In 2010, 26 new businesses came to the region and that number has remained steady or grown each year. As of late October, 23 new businesses had come into downtown. This is a gross number and does not include businesses that have left.

“We have very reasonable rent rates so we attract a lot of Mom & Pops and also lots of entrepreneurs,” Jensen said. “It’s normal to have some turnover. We’re pretty much filling up businesses downtown.”

Sometimes community members express concern over empty buildings but Jensen said most of the times those buildings are not available for lease either because they are being renovated from the previous tenant or the owner does not want to lease the property.

Rogers is another Northwest Arkansas community that does not have a centralized Square. That’s a double-edged sword at times, Jensen said.

“We have a larger area to claim as downtown but there’s also the issue of where to meet,” he said. “During Oktoberfest and (other events) we closed off a part of Elm Street and that gave people a starting point.”

Jensen said the downtown Rogers community has focused on what it has, not what it doesn’t have.

“We don’t try to be like anyone else,” he said. “We’re focused on what we do have and promote that.”


Mather said having a robust downtown area is the result of many years of cooperation with the city making substantial investments over the past five years.

“The city has invested in significant streetscape improvements including the removal of asphalt from historic brick streets, renovation and repairs to the brick streets, the intersection improvements that include flower beds for traffic control and beautification, and installation of period-appropriate modern street lights to improve safety and appearance,” Mather said.

The removal of the wooden awnings was undertaken through grants and private investment, Mather said, with significant input and oversight from several city departments.

“Downtown Rogers consistently runs above 90% occupancy of all available buildings for lease in the historic district. Interest in the downtown business district is high, but with few available spaces, things move quickly,” she said.

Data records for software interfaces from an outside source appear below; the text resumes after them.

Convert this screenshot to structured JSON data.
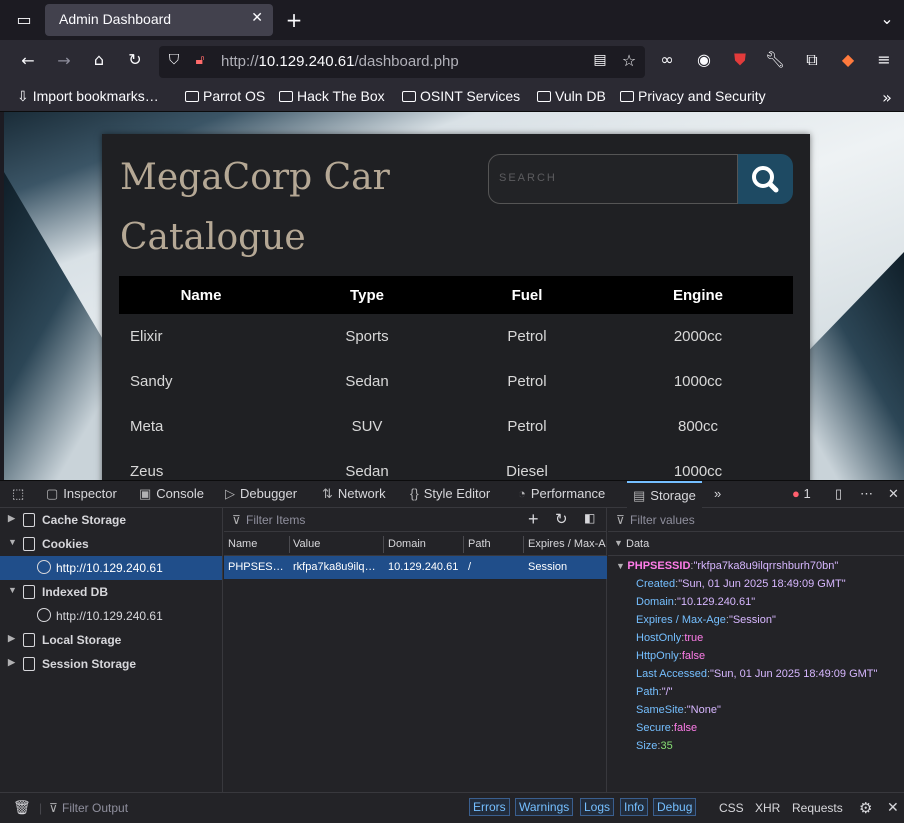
{
  "browser": {
    "tab_title": "Admin Dashboard",
    "url_scheme": "http://",
    "url_host": "10.129.240.61",
    "url_path": "/dashboard.php",
    "bookmarks": [
      "Import bookmarks…",
      "Parrot OS",
      "Hack The Box",
      "OSINT Services",
      "Vuln DB",
      "Privacy and Security"
    ]
  },
  "site": {
    "title": "MegaCorp Car Catalogue",
    "search_placeholder": "SEARCH",
    "columns": [
      "Name",
      "Type",
      "Fuel",
      "Engine"
    ],
    "rows": [
      [
        "Elixir",
        "Sports",
        "Petrol",
        "2000cc"
      ],
      [
        "Sandy",
        "Sedan",
        "Petrol",
        "1000cc"
      ],
      [
        "Meta",
        "SUV",
        "Petrol",
        "800cc"
      ],
      [
        "Zeus",
        "Sedan",
        "Diesel",
        "1000cc"
      ]
    ]
  },
  "devtools": {
    "tabs": [
      "Inspector",
      "Console",
      "Debugger",
      "Network",
      "Style Editor",
      "Performance",
      "Storage"
    ],
    "active_tab": "Storage",
    "error_count": "1",
    "tree": {
      "cache_storage": "Cache Storage",
      "cookies": "Cookies",
      "cookies_host": "http://10.129.240.61",
      "indexed_db": "Indexed DB",
      "indexed_db_host": "http://10.129.240.61",
      "local_storage": "Local Storage",
      "session_storage": "Session Storage"
    },
    "filter_items": "Filter Items",
    "filter_values": "Filter values",
    "cookie_columns": [
      "Name",
      "Value",
      "Domain",
      "Path",
      "Expires / Max-Age"
    ],
    "cookie_row": [
      "PHPSESSID",
      "rkfpa7ka8u9ilqrrshburh70bn",
      "10.129.240.61",
      "/",
      "Session"
    ],
    "data_header": "Data",
    "data": {
      "name_key": "PHPSESSID",
      "name_val": "\"rkfpa7ka8u9ilqrrshburh70bn\"",
      "created": "\"Sun, 01 Jun 2025 18:49:09 GMT\"",
      "domain": "\"10.129.240.61\"",
      "expires": "\"Session\"",
      "hostonly": "true",
      "httponly": "false",
      "last_accessed": "\"Sun, 01 Jun 2025 18:49:09 GMT\"",
      "path": "\"/\"",
      "samesite": "\"None\"",
      "secure": "false",
      "size": "35"
    },
    "console": {
      "filter_output": "Filter Output",
      "filters": [
        "Errors",
        "Warnings",
        "Logs",
        "Info",
        "Debug"
      ],
      "extra": [
        "CSS",
        "XHR",
        "Requests"
      ]
    }
  },
  "colors": {
    "accent": "#75bfff",
    "selection": "#204e8a",
    "site_title": "#b5a895",
    "search_button": "#1e4a63"
  }
}
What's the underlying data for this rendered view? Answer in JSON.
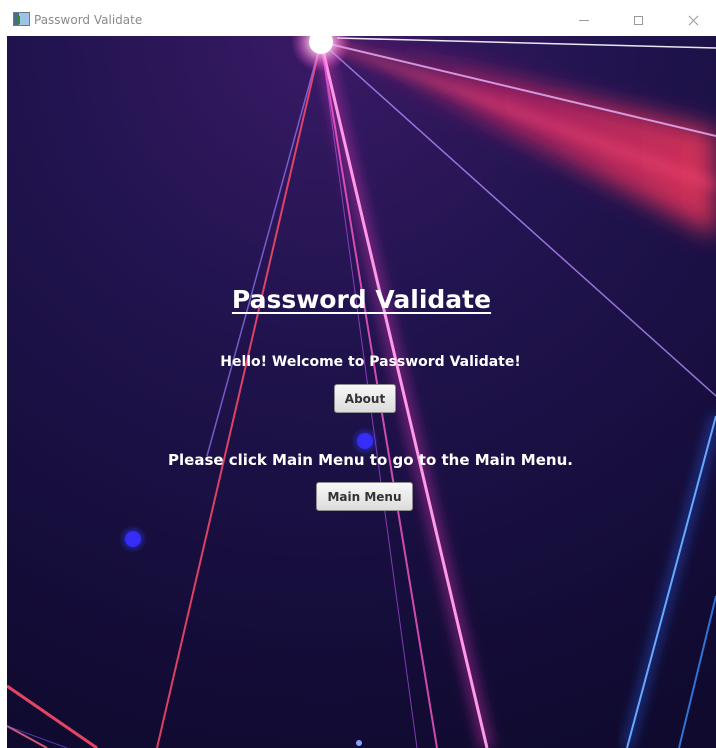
{
  "window": {
    "title": "Password Validate"
  },
  "main": {
    "heading": "Password Validate",
    "welcome_text": "Hello! Welcome to Password Validate!",
    "about_label": "About",
    "instruction_text": "Please click Main Menu to go to the Main Menu.",
    "main_menu_label": "Main Menu"
  },
  "colors": {
    "background": "#1a1040",
    "text": "#ffffff",
    "button": "#e8e8e8"
  }
}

Steve Cox, vice president of economic development for the Rogers-Lowell Chamber, said new companies reaching out to Rogers often want to see downtown on their tours of the city.

“They know a city who cares about preserving downtown is one that not only cares about history and community and is going be a good partner for years to come,” Cox said.


Although beautification efforts have already taken place in Rogers, the city plans for future development and growth in the area. Steve Glass, Rogers' planning and transportation director, said the city is in the process of hiring a firm to develop a downtown future growth plan.

“It will include a lot of public meetings and economic research,” Glass said regarding the plan.

Glass said it's important maintain a healthy downtown economic district, despite the burgeoning growth toward westward toward I-540.

“Downtown has a rich history and viable businesses,” he said. “It’s our gateway from the north. There are many historic buildings there and you just can’t get that in a new development.

“(Downtown Rogers) is already doing well, we are trying to look at what we want it to be in the future.”